■ Task description: Look through the data below and report how many lines include "with". Only the number should be given.

■ Data under study:
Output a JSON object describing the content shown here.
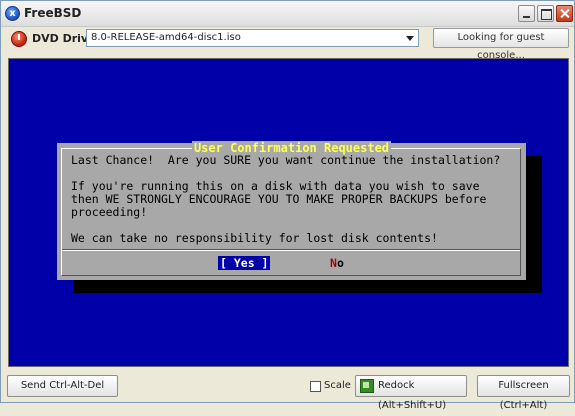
{
  "window": {
    "title": "FreeBSD"
  },
  "toolbar": {
    "dvd_label": "DVD Drive:",
    "dvd_value": "8.0-RELEASE-amd64-disc1.iso",
    "guest_status": "Looking for guest console..."
  },
  "dialog": {
    "title": "User Confirmation Requested",
    "lines": [
      "Last Chance!  Are you SURE you want continue the installation?",
      "If you're running this on a disk with data you wish to save",
      "then WE STRONGLY ENCOURAGE YOU TO MAKE PROPER BACKUPS before",
      "proceeding!",
      "We can take no responsibility for lost disk contents!"
    ],
    "yes_label": "[ Yes ]",
    "no_hotkey": "N",
    "no_rest": "o"
  },
  "bottom": {
    "ctrl_alt_del": "Send Ctrl-Alt-Del",
    "scale_label": "Scale",
    "scale_checked": false,
    "redock": "Redock (Alt+Shift+U)",
    "fullscreen": "Fullscreen (Ctrl+Alt)"
  },
  "colors": {
    "console_bg": "#0000a8",
    "dialog_bg": "#a8a8a8",
    "dialog_title": "#ffff55",
    "no_hotkey": "#a80000"
  }
}
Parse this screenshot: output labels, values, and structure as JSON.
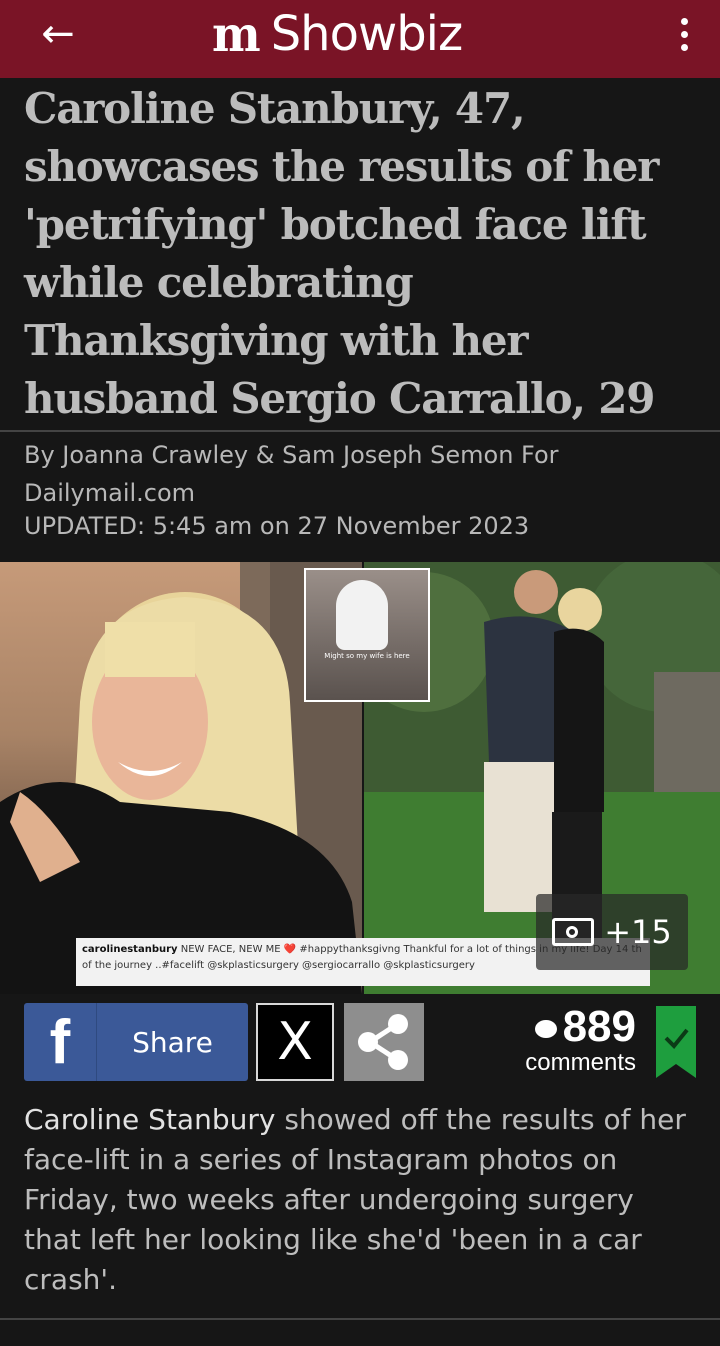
{
  "header": {
    "back_icon": "arrow-left-icon",
    "logo_mark": "m",
    "section_title": "Showbiz",
    "menu_icon": "vertical-dots-icon",
    "background": "#7a1426"
  },
  "article": {
    "headline": "Caroline Stanbury, 47, showcases the results of her 'petrifying' botched face lift while celebrating Thanksgiving with her husband Sergio Carrallo, 29",
    "byline": "By Joanna Crawley & Sam Joseph Semon For Dailymail.com",
    "updated_label": "UPDATED:",
    "updated_value": "5:45 am on 27 November 2023"
  },
  "hero": {
    "inset_caption": "Might so my wife is here",
    "caption_user": "carolinestanbury",
    "caption_text": "NEW FACE, NEW ME ❤️ #happythanksgivng Thankful for a lot of things in my life! Day 14 th of the journey ..#facelift @skplasticsurgery @sergiocarrallo @skplasticsurgery",
    "gallery_count": "+15"
  },
  "share_bar": {
    "facebook_label": "Share",
    "x_label": "X",
    "share_icon": "share-nodes-icon",
    "comments_count": "889",
    "comments_label": "comments",
    "bookmark_icon": "bookmark-check-icon"
  },
  "summary": {
    "subject": "Caroline Stanbury",
    "text": " showed off the results of her face-lift in a series of Instagram photos on Friday, two weeks after undergoing surgery that left her looking like she'd 'been in a car crash'."
  }
}
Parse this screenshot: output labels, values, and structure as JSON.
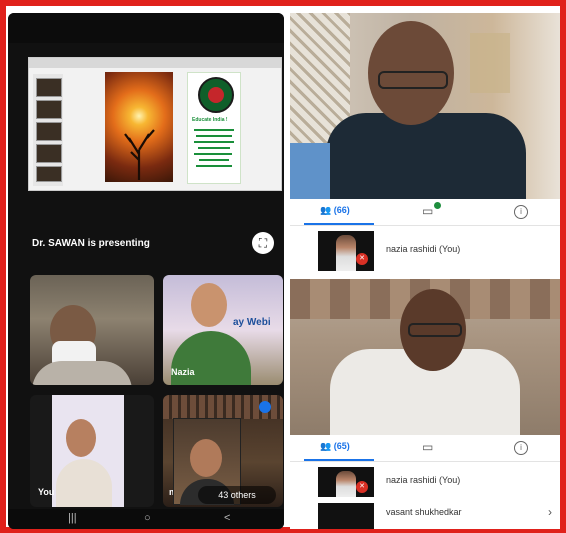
{
  "left_phone": {
    "presenting_label": "Dr. SAWAN is presenting",
    "fullscreen_icon": "fullscreen-icon",
    "slide": {
      "card_title": "Educate India !"
    },
    "tiles": [
      {
        "label": ""
      },
      {
        "label": "Nazia",
        "banner": "ay Webi"
      },
      {
        "label": "You"
      },
      {
        "label": "menke"
      }
    ],
    "others_badge": "43 others",
    "nav": {
      "recents": "|||",
      "home": "○",
      "back": "<"
    }
  },
  "right_phone": {
    "tabs_1": {
      "people_count": "(66)"
    },
    "participant_1": {
      "name": "nazia rashidi (You)"
    },
    "tabs_2": {
      "people_count": "(65)"
    },
    "participant_2": {
      "name": "nazia rashidi (You)"
    },
    "participant_3": {
      "name": "vasant shukhedkar"
    },
    "icons": {
      "people": "people-icon",
      "chat": "chat-icon",
      "info": "info-icon",
      "mic_off": "mic-off-icon",
      "chevron": "chevron-right-icon"
    }
  },
  "colors": {
    "frame": "#e0211b",
    "accent": "#1a73e8",
    "mic_off": "#d93025",
    "chat_badge": "#1e8e3e"
  }
}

■ Response below: 2